** TASK GOAL **
Please print all of the records shown below, exactly as given.

** EXTRACTED ENTRIES **
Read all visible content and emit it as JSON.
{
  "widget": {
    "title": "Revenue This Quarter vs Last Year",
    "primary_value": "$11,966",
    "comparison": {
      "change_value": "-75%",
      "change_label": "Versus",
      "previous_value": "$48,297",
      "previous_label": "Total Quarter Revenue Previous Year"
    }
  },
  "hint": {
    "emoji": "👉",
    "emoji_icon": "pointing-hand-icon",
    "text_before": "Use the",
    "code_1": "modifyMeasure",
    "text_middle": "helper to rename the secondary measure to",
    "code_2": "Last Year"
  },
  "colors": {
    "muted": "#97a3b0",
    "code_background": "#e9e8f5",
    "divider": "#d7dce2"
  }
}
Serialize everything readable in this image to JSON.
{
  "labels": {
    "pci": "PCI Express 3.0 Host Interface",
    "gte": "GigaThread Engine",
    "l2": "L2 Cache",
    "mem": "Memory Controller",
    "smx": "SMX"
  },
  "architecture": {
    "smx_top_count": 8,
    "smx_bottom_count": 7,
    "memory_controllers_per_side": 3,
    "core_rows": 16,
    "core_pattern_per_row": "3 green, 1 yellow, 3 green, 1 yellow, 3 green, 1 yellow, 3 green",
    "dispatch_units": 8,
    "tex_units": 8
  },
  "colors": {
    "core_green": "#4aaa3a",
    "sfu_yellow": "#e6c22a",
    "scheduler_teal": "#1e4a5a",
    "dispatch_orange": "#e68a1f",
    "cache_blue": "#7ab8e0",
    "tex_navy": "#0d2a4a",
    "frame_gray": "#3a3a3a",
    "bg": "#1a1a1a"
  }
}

** OUTPUT FOR THIS TASK **
Read all visible content and emit it as JSON.
{
  "widget": {
    "title": "Revenue This Quarter vs Last Year",
    "primary_value": "$11,966",
    "comparison": {
      "change_value": "-75%",
      "change_label": "Versus",
      "previous_value": "$48,297",
      "previous_label": "Total Quarter Revenue Previous Year"
    }
  },
  "hint": {
    "emoji": "👉",
    "emoji_icon": "pointing-hand-icon",
    "text_before": "Use the",
    "code_1": "modifyMeasure",
    "text_middle": "helper to rename the secondary measure to",
    "code_2": "Last Year"
  },
  "colors": {
    "muted": "#97a3b0",
    "code_background": "#e9e8f5",
    "divider": "#d7dce2"
  }
}
Serialize everything readable in this image to JSON.
{
  "labels": {
    "pci": "PCI Express 3.0 Host Interface",
    "gte": "GigaThread Engine",
    "l2": "L2 Cache",
    "mem": "Memory Controller",
    "smx": "SMX"
  },
  "architecture": {
    "smx_top_count": 8,
    "smx_bottom_count": 7,
    "memory_controllers_per_side": 3,
    "core_rows": 16,
    "core_pattern_per_row": "3 green, 1 yellow, 3 green, 1 yellow, 3 green, 1 yellow, 3 green",
    "dispatch_units": 8,
    "tex_units": 8
  },
  "colors": {
    "core_green": "#4aaa3a",
    "sfu_yellow": "#e6c22a",
    "scheduler_teal": "#1e4a5a",
    "dispatch_orange": "#e68a1f",
    "cache_blue": "#7ab8e0",
    "tex_navy": "#0d2a4a",
    "frame_gray": "#3a3a3a",
    "bg": "#1a1a1a"
  }
}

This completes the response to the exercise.